Trans veterans dismayed by president's policy plans regarding military service
President Donald Trump’s decision to reverse an Obama-era ruling that allowed transgender individuals to serve in the military roiled veterans who said a soldier's gender identity shouldn't disqualify them from serving their country.
"You'll never meet a transsexual coward. That's one reason they're ideal for the military," Stephanie Heck, a trans woman who served in the military. "A rational opinion is you take whoever is capable of doing the job. An irrational opinion is to limit your military options.”
Trump said in a series of tweets his position was motivated by “generals and military experts” who said transgender individuals incur “tremendous medical costs” and cause “disruption.”
But trans-veterans said the announcement felt like a personal attack against the community.
“I was hurt. I was in shock,” Sierra Davis, a U.S. Marine Corp. Veteran from Texas said. If I were currently serving, I would be terrified.
Air Force veteran Lyles MacFarland added, "we were making progress, when he does stuff like this he not only sets us back in the military, he sets us back in the country in terms of trans rights."
McFarland went as far as crediting the military for saving her life.
"I got out of the military in 2010 and a few years later, I finally reached a breaking point, where i either transitioned or I would have succeeded in killing myself," she said.
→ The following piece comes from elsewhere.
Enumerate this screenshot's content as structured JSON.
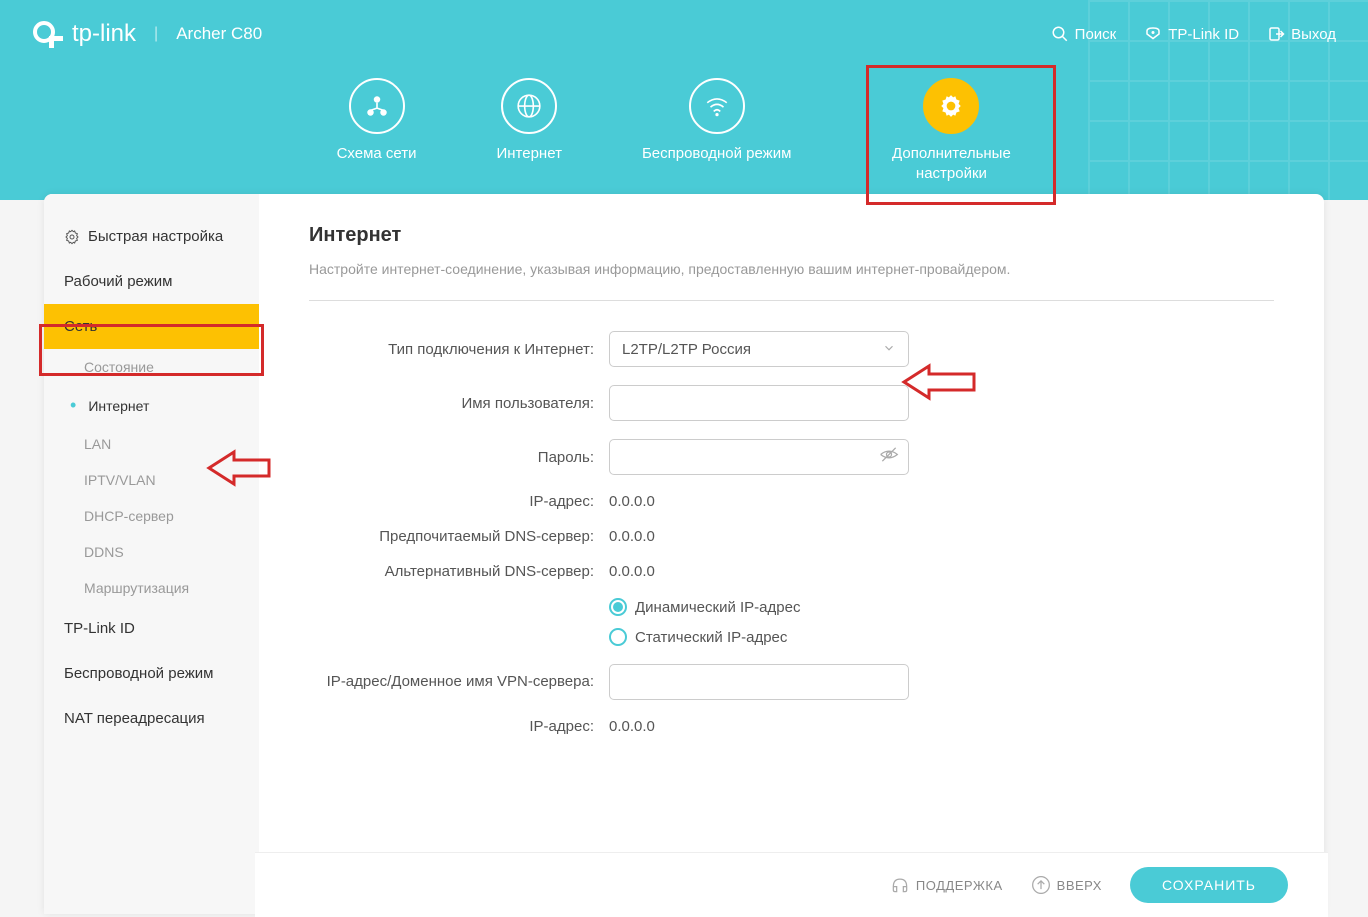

"if I had not gotten that care, I would not have been able to afford the medication, the blood tests, anything," McFarland continued. "I wouldn't have had the ability or the courage to actually pursue transition. “If it wasn't for [veterans affairs], I would not be here. I can guarantee I would be dead right now."
Stephanie Heart, a Purple Heart recipient, said she was one of the first troops deployed to Afghanistan. She said Don’t Ask Don’t Tell kept her from disclose her true gender identity.
"If I would have said ‘this is who I am,’ then I would have been gone,” she said. "Trans people are Americans too. We have a right to fight, we have the right to lay down our lives for our country just like anyone else."
Other veterans like Blue Montana were left wondering how the president’s policy plan would affect those already enlisted in the armed forces.